One of the most compelling features of the post-colonial economic history of Sierra Leone is the prevalence of bad governance leading to bad infrastructure and extreme poverty. The country has received billions of dollars from donor organizations and the UN to reduce poverty and enhance development, but the more money they inject into the country’s coffers the poorer the of Sierra Leone become and the richer the officials become. This has been the phenomenon for decades because a huge portion of the money is spent on the technical and international staffs, corrupt officials and the rest is spent on projects that have no value to the country. Since independence we have been receiving financial assistance, the success within has been scattered slow, especially given the optimism that was so prevalent before independence.
Today, an average Sierra Leonean cannot afford a dollar (Le3,000) for food a day, the members of Parliament have the guts to ask for whopping $4,000 (Le12million) monthly salary and a Le45 million 4×4 vehicle loan that they would never repay. Apart from the reasons enumerated in my last article, what accounts for the pattern of long-term failure in my opinion and corroborated by research findings by renowned scholars is the election of aged leaders. Shortcomings in the governance are the only explanation for the country’s failure to develop after many years of external assistance. Most developed nations have shifted away from that old phenomenon of electing “ancient” politicians as their leaders. The dynamics of the epoch including the fact that governance has become a convenient basket term for few core factors including government’s management of public funds, accountability and corruption, effective and fair application of the law, use of technology, quality of representative institutions these have necessitated the election of young and vibrant leaders in these advanced nations. Sierra Leone and many other African countries are weak in all of these areas because of this old prescription of electing aged leaders.
Performance of the Koroma, Helen Sirleaf, Nguema, Former President Mugabe governments among others in tackling corruption and socio-economic challenges of their countries, compared to the efforts of young leaders such as John Mahama of Ghana, Paul Kagame of Rwanda will give you the clear understanding of my assertion.
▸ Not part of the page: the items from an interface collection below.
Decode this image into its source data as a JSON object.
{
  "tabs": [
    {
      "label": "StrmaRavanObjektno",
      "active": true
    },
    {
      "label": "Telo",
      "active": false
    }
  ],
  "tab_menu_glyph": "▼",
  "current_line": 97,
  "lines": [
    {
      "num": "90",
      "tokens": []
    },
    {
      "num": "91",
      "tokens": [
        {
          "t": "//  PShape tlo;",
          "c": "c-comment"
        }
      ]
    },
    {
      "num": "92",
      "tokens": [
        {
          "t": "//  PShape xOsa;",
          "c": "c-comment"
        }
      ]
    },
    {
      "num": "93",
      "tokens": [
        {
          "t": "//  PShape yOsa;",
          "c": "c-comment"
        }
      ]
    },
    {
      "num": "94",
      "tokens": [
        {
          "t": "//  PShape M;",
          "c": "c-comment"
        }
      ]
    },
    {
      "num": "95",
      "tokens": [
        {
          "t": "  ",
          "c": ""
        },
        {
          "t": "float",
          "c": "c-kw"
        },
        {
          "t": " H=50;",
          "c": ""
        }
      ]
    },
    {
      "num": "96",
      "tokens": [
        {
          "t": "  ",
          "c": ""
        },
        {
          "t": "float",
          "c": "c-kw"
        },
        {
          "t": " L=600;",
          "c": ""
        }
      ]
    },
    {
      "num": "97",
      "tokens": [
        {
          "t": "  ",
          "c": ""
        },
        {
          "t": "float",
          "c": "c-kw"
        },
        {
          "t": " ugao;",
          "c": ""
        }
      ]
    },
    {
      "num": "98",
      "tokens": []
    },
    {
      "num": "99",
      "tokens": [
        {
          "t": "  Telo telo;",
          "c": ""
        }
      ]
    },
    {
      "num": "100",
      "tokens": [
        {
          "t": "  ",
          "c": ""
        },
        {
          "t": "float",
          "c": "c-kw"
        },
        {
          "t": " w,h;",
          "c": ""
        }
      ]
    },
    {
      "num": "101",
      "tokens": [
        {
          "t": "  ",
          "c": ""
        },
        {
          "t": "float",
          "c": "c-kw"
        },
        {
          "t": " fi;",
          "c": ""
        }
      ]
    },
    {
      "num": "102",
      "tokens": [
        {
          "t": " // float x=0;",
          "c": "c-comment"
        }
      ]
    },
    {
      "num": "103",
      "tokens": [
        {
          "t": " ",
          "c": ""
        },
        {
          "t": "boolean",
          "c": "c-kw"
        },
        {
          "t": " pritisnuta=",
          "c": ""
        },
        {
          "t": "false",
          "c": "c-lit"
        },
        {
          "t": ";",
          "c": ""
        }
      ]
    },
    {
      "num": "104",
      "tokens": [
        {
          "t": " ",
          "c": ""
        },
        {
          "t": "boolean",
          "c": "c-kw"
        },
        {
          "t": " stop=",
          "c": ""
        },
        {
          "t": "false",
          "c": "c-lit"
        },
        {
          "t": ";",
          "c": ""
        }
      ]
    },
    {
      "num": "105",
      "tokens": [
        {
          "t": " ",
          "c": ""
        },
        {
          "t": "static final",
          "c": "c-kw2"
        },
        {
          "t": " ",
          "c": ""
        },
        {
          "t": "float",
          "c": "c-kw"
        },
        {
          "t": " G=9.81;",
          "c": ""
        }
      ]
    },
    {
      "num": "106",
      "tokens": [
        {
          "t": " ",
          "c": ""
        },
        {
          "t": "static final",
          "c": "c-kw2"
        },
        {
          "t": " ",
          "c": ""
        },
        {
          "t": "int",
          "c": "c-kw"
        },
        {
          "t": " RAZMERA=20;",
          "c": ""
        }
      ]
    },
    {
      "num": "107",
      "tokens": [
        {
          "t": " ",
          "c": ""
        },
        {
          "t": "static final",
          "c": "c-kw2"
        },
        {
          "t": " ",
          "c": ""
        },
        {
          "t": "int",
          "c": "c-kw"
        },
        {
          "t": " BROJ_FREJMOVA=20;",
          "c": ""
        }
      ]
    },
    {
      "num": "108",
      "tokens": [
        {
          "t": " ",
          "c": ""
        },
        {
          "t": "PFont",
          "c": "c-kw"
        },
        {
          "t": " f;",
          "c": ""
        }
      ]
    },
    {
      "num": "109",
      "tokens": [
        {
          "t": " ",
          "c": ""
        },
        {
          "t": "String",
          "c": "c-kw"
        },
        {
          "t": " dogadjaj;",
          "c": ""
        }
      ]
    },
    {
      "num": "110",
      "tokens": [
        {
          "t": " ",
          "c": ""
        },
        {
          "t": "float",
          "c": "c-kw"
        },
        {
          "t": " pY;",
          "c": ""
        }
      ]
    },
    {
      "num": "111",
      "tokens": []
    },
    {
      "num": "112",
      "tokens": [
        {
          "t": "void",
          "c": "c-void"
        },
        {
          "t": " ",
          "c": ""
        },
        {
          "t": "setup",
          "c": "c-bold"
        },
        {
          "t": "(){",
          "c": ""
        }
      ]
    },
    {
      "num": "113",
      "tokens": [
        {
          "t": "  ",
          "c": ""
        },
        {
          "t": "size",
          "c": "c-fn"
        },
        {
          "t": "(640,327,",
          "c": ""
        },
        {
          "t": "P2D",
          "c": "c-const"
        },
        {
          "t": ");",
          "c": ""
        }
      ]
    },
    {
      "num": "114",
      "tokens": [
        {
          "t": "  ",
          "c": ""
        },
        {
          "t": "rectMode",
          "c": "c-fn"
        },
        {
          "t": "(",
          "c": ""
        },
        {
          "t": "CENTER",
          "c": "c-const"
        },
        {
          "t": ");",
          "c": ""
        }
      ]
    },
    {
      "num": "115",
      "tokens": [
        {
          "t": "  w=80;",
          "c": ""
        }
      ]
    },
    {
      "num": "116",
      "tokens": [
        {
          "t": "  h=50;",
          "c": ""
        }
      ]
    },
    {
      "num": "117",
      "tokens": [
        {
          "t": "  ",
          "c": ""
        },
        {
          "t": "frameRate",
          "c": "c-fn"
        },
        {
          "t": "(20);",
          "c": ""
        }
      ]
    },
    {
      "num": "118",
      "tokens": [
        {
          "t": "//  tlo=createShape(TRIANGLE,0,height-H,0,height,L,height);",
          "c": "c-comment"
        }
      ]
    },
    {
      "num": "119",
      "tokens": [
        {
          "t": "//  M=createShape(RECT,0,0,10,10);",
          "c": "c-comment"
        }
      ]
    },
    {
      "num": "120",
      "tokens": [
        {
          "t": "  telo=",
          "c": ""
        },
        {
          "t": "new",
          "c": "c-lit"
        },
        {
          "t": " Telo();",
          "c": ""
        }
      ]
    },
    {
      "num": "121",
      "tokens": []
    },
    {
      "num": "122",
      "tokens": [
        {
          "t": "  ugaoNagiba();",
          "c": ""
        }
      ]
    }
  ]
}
The twenty-first annual edition of the Transparency International Corruption Perception Index 2015, ranked Sierra Leone 118 out of 168 countries worldwide, but with a much lower score of 29 over 100, compared to 2014 (31 over 100), 2013 (30 over 100), and 2012 ( 31 over 100). In just two years, per the latest report, corruption in Sierra Leone has gone up. The country just like other African countries is going through these challenges because of weak leadership.
Supporters of President Koroma ignorantly told us that more than $500 million was spent by President Koroma on infrastructure only to be told later by the auditor general’s report that 60% cannot be accounted for. In my last article, i invited them to join to Ghana and see for themselves real infrastructure development bequeathed to the people by their former leader John Mahama. The first time I visited Accra (Ghana) was in the early 80s when I travelled to the West African country to interview late Major Jumoh. When I attended a workshop in Accra on Ebola in 2015, I shed barrels of tears for my country. The young leader has transformed the country and you could feel more prospects looking at the massive development in the country. In Sierra Leone, only 12% of households have access to electricity, while more than 60% of households do not have access to a regular supply of clean drinking water. Corruption and weak leadership as result of aged leadership and application of outmoded concepts are responsible for the abject poverty and poor health that are killing the vast majority of children and adults in Africa. And it seems from the latest Transparency International report that there is no hope of an improvement if countries in Africa will still elect “retired” politicians to lead them.
According to Sierra Leone’s constitution, it is wrong for a President to appoint ministers who have contested and won seats in parliament, but who cares. Because of old age natural effects, our President mischievous characters around him alter provisions in our constitution to suit their own political purposes.
Sierra Leoneans will hold their Presidential, legislative and local government elections on March 7 and it will be the fourth elections since the end of the civil war in 2002. Out of the 16 candidates, only three stands any realistic chance of winning the election- Samura Kamara who is the favourite of Mr Koroma, Julius Maada Bio of the Sierra Leone People’s Party (SLPP). The former military leader who ruled the country for three months and Kandeh Yumkella a serious contender seeking to break the two-party hegemony. I have interviewed the two main contenders and they both seem to agree with my assertion that it time African countries start fishing for young leaders who have the physical and mental capacity to move their nations according to the current global pace. Both mentioned John Mahama, Kigame and the Botswanan leader as good examples on the continent. My prayer is that Sierra Leoneans elect a leader who can transform the country just like what John Mahama, Kigame and few others have done for their people.
UNA-Canada – Edmonton